EXERCISE OBJECTIVE: Below are some entries; reproduce them exactly and leave every picture out.

TASK DATA:
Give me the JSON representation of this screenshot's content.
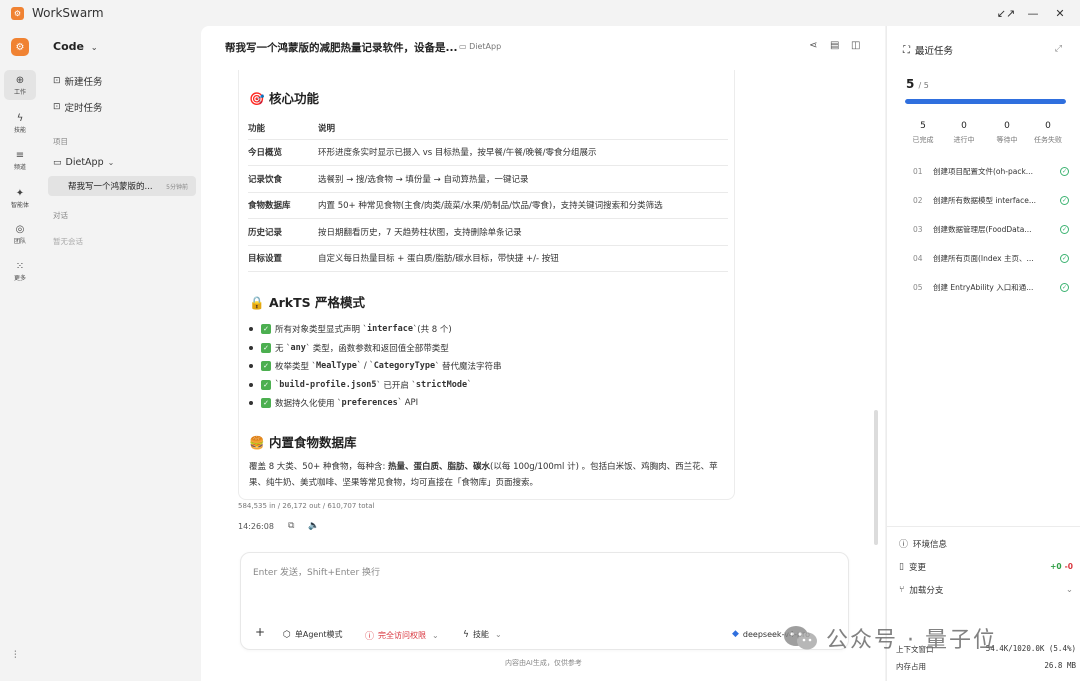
{
  "window": {
    "title": "WorkSwarm",
    "controls": [
      "↙↗",
      "—",
      "✕"
    ]
  },
  "rail": {
    "logo_glyph": "⚙",
    "items": [
      {
        "icon": "⊕",
        "label": "工作"
      },
      {
        "icon": "ϟ",
        "label": "技能"
      },
      {
        "icon": "≡",
        "label": "频道"
      },
      {
        "icon": "✦",
        "label": "智能体"
      },
      {
        "icon": "◎",
        "label": "团队"
      },
      {
        "icon": "⁙",
        "label": "更多"
      }
    ],
    "settings_icon": "⫶"
  },
  "sidebar": {
    "title": "Code",
    "new_task": "新建任务",
    "scheduled_task": "定时任务",
    "projects_label": "项目",
    "project_name": "DietApp",
    "task_title": "帮我写一个鸿蒙版的...",
    "task_time": "5分钟前",
    "dialog_label": "对话",
    "dialog_empty": "暂无会话"
  },
  "main": {
    "title": "帮我写一个鸿蒙版的减肥热量记录软件，设备是...",
    "folder": "DietApp",
    "sections": {
      "core_title": "核心功能",
      "core_emoji": "🎯",
      "arkts_title": "ArkTS 严格模式",
      "arkts_emoji": "🔒",
      "food_title": "内置食物数据库",
      "food_emoji": "🍔"
    },
    "table": {
      "headers": [
        "功能",
        "说明"
      ],
      "rows": [
        [
          "今日概览",
          "环形进度条实时显示已摄入 vs 目标热量，按早餐/午餐/晚餐/零食分组展示"
        ],
        [
          "记录饮食",
          "选餐别 → 搜/选食物 → 填份量 → 自动算热量，一键记录"
        ],
        [
          "食物数据库",
          "内置 50+ 种常见食物(主食/肉类/蔬菜/水果/奶制品/饮品/零食)，支持关键词搜索和分类筛选"
        ],
        [
          "历史记录",
          "按日期翻看历史，7 天趋势柱状图，支持删除单条记录"
        ],
        [
          "目标设置",
          "自定义每日热量目标 + 蛋白质/脂肪/碳水目标，带快捷 +/- 按钮"
        ]
      ]
    },
    "arkts_items": [
      {
        "pre": "所有对象类型显式声明 `",
        "code": "interface",
        "post": "`(共 8 个)"
      },
      {
        "pre": "无 `",
        "code": "any",
        "post": "` 类型，函数参数和返回值全部带类型"
      },
      {
        "pre": "枚举类型 `",
        "code": "MealType",
        "mid": "` / `",
        "code2": "CategoryType",
        "post": "` 替代魔法字符串"
      },
      {
        "pre": "`",
        "code": "build-profile.json5",
        "mid": "` 已开启 `",
        "code2": "strictMode",
        "post": "`"
      },
      {
        "pre": "数据持久化使用 `",
        "code": "preferences",
        "post": "` API"
      }
    ],
    "food_paragraph_pre": "覆盖 8 大类、50+ 种食物，每种含: ",
    "food_paragraph_bold": "热量、蛋白质、脂肪、碳水",
    "food_paragraph_post": "(以每 100g/100ml 计) 。包括白米饭、鸡胸肉、西兰花、苹果、纯牛奶、美式咖啡、坚果等常见食物，均可直接在「食物库」页面搜索。",
    "tokens": "584,535 in / 26,172 out / 610,707 total",
    "time": "14:26:08",
    "composer": {
      "placeholder": "Enter 发送，Shift+Enter 换行",
      "add": "+",
      "agent_mode": "单Agent模式",
      "permission": "完全访问权限",
      "skills": "技能",
      "model": "deepseek-v4-pro"
    },
    "footer_note": "内容由AI生成，仅供参考"
  },
  "right": {
    "title": "最近任务",
    "done": "5",
    "total": "/ 5",
    "progress": 1.0,
    "stats": [
      {
        "n": "5",
        "l": "已完成"
      },
      {
        "n": "0",
        "l": "进行中"
      },
      {
        "n": "0",
        "l": "等待中"
      },
      {
        "n": "0",
        "l": "任务失败"
      }
    ],
    "steps": [
      {
        "num": "01",
        "text": "创建项目配置文件(oh-pack..."
      },
      {
        "num": "02",
        "text": "创建所有数据模型 interface..."
      },
      {
        "num": "03",
        "text": "创建数据管理层(FoodData..."
      },
      {
        "num": "04",
        "text": "创建所有页面(Index 主页、..."
      },
      {
        "num": "05",
        "text": "创建 EntryAbility 入口和通..."
      }
    ],
    "env_title": "环境信息",
    "changes": "变更",
    "diff_plus": "+0",
    "diff_minus": "-0",
    "load_branch": "加载分支",
    "context_label": "上下文窗口",
    "context_value": "54.4K/1020.0K (5.4%)",
    "memory_label": "内存占用",
    "memory_value": "26.8 MB"
  },
  "watermark": {
    "text": "公众号 · 量子位"
  },
  "colors": {
    "accent": "#2f6fde",
    "brand": "#f08232",
    "success": "#3cb371",
    "danger": "#d9363e"
  }
}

SOLUTION FOR THIS EXERCISE:
Give me the JSON representation of this screenshot's content.
{
  "window": {
    "title": "WorkSwarm",
    "controls": [
      "↙↗",
      "—",
      "✕"
    ]
  },
  "rail": {
    "logo_glyph": "⚙",
    "items": [
      {
        "icon": "⊕",
        "label": "工作"
      },
      {
        "icon": "ϟ",
        "label": "技能"
      },
      {
        "icon": "≡",
        "label": "频道"
      },
      {
        "icon": "✦",
        "label": "智能体"
      },
      {
        "icon": "◎",
        "label": "团队"
      },
      {
        "icon": "⁙",
        "label": "更多"
      }
    ],
    "settings_icon": "⫶"
  },
  "sidebar": {
    "title": "Code",
    "new_task": "新建任务",
    "scheduled_task": "定时任务",
    "projects_label": "项目",
    "project_name": "DietApp",
    "task_title": "帮我写一个鸿蒙版的...",
    "task_time": "5分钟前",
    "dialog_label": "对话",
    "dialog_empty": "暂无会话"
  },
  "main": {
    "title": "帮我写一个鸿蒙版的减肥热量记录软件，设备是...",
    "folder": "DietApp",
    "sections": {
      "core_title": "核心功能",
      "core_emoji": "🎯",
      "arkts_title": "ArkTS 严格模式",
      "arkts_emoji": "🔒",
      "food_title": "内置食物数据库",
      "food_emoji": "🍔"
    },
    "table": {
      "headers": [
        "功能",
        "说明"
      ],
      "rows": [
        [
          "今日概览",
          "环形进度条实时显示已摄入 vs 目标热量，按早餐/午餐/晚餐/零食分组展示"
        ],
        [
          "记录饮食",
          "选餐别 → 搜/选食物 → 填份量 → 自动算热量，一键记录"
        ],
        [
          "食物数据库",
          "内置 50+ 种常见食物(主食/肉类/蔬菜/水果/奶制品/饮品/零食)，支持关键词搜索和分类筛选"
        ],
        [
          "历史记录",
          "按日期翻看历史，7 天趋势柱状图，支持删除单条记录"
        ],
        [
          "目标设置",
          "自定义每日热量目标 + 蛋白质/脂肪/碳水目标，带快捷 +/- 按钮"
        ]
      ]
    },
    "arkts_items": [
      {
        "pre": "所有对象类型显式声明 `",
        "code": "interface",
        "post": "`(共 8 个)"
      },
      {
        "pre": "无 `",
        "code": "any",
        "post": "` 类型，函数参数和返回值全部带类型"
      },
      {
        "pre": "枚举类型 `",
        "code": "MealType",
        "mid": "` / `",
        "code2": "CategoryType",
        "post": "` 替代魔法字符串"
      },
      {
        "pre": "`",
        "code": "build-profile.json5",
        "mid": "` 已开启 `",
        "code2": "strictMode",
        "post": "`"
      },
      {
        "pre": "数据持久化使用 `",
        "code": "preferences",
        "post": "` API"
      }
    ],
    "food_paragraph_pre": "覆盖 8 大类、50+ 种食物，每种含: ",
    "food_paragraph_bold": "热量、蛋白质、脂肪、碳水",
    "food_paragraph_post": "(以每 100g/100ml 计) 。包括白米饭、鸡胸肉、西兰花、苹果、纯牛奶、美式咖啡、坚果等常见食物，均可直接在「食物库」页面搜索。",
    "tokens": "584,535 in / 26,172 out / 610,707 total",
    "time": "14:26:08",
    "composer": {
      "placeholder": "Enter 发送，Shift+Enter 换行",
      "add": "+",
      "agent_mode": "单Agent模式",
      "permission": "完全访问权限",
      "skills": "技能",
      "model": "deepseek-v4-pro"
    },
    "footer_note": "内容由AI生成，仅供参考"
  },
  "right": {
    "title": "最近任务",
    "done": "5",
    "total": "/ 5",
    "progress": 1.0,
    "stats": [
      {
        "n": "5",
        "l": "已完成"
      },
      {
        "n": "0",
        "l": "进行中"
      },
      {
        "n": "0",
        "l": "等待中"
      },
      {
        "n": "0",
        "l": "任务失败"
      }
    ],
    "steps": [
      {
        "num": "01",
        "text": "创建项目配置文件(oh-pack..."
      },
      {
        "num": "02",
        "text": "创建所有数据模型 interface..."
      },
      {
        "num": "03",
        "text": "创建数据管理层(FoodData..."
      },
      {
        "num": "04",
        "text": "创建所有页面(Index 主页、..."
      },
      {
        "num": "05",
        "text": "创建 EntryAbility 入口和通..."
      }
    ],
    "env_title": "环境信息",
    "changes": "变更",
    "diff_plus": "+0",
    "diff_minus": "-0",
    "load_branch": "加载分支",
    "context_label": "上下文窗口",
    "context_value": "54.4K/1020.0K (5.4%)",
    "memory_label": "内存占用",
    "memory_value": "26.8 MB"
  },
  "watermark": {
    "text": "公众号 · 量子位"
  },
  "colors": {
    "accent": "#2f6fde",
    "brand": "#f08232",
    "success": "#3cb371",
    "danger": "#d9363e"
  }
}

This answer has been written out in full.